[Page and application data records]

____

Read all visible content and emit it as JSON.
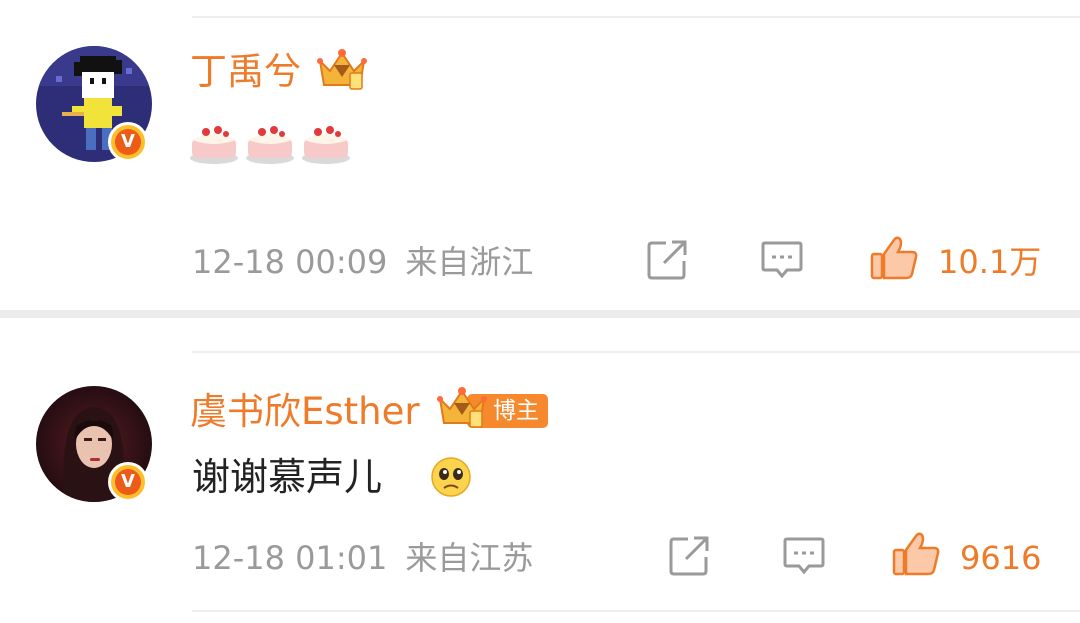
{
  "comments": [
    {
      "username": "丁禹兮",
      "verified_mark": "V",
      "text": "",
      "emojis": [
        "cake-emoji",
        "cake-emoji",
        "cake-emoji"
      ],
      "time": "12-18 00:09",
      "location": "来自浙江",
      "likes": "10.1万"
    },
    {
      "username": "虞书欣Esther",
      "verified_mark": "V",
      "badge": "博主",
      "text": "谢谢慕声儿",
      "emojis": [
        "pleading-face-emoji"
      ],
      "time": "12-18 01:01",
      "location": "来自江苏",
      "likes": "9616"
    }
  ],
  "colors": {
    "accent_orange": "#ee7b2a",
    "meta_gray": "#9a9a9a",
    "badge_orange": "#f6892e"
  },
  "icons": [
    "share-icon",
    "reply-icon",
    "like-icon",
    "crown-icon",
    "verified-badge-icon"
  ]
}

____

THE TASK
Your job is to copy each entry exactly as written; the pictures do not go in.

ANSWER BOX
Read all visible content and emit it as JSON.
{
  "comments": [
    {
      "username": "丁禹兮",
      "verified_mark": "V",
      "text": "",
      "emojis": [
        "cake-emoji",
        "cake-emoji",
        "cake-emoji"
      ],
      "time": "12-18 00:09",
      "location": "来自浙江",
      "likes": "10.1万"
    },
    {
      "username": "虞书欣Esther",
      "verified_mark": "V",
      "badge": "博主",
      "text": "谢谢慕声儿",
      "emojis": [
        "pleading-face-emoji"
      ],
      "time": "12-18 01:01",
      "location": "来自江苏",
      "likes": "9616"
    }
  ],
  "colors": {
    "accent_orange": "#ee7b2a",
    "meta_gray": "#9a9a9a",
    "badge_orange": "#f6892e"
  },
  "icons": [
    "share-icon",
    "reply-icon",
    "like-icon",
    "crown-icon",
    "verified-badge-icon"
  ]
}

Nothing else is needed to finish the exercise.